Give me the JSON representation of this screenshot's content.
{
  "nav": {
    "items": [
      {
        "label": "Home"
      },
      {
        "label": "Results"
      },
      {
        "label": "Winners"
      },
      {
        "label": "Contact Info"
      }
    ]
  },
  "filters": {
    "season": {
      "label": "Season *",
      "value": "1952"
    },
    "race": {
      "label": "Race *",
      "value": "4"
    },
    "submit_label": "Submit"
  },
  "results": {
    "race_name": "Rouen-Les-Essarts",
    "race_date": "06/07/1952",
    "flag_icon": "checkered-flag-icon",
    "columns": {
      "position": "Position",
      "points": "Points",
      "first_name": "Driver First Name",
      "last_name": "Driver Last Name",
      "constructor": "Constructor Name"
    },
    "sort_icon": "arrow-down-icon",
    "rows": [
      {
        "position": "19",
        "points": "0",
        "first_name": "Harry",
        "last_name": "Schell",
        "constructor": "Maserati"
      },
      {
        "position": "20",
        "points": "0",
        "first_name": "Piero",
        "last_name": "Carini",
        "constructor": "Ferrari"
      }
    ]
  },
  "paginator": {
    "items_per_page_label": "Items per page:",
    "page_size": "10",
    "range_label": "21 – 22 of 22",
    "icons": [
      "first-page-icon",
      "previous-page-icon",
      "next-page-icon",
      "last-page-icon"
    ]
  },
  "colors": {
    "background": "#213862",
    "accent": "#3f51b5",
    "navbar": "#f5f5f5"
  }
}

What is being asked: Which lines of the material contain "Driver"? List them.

Result:
      "first_name": "Driver First Name",
      "last_name": "Driver Last Name",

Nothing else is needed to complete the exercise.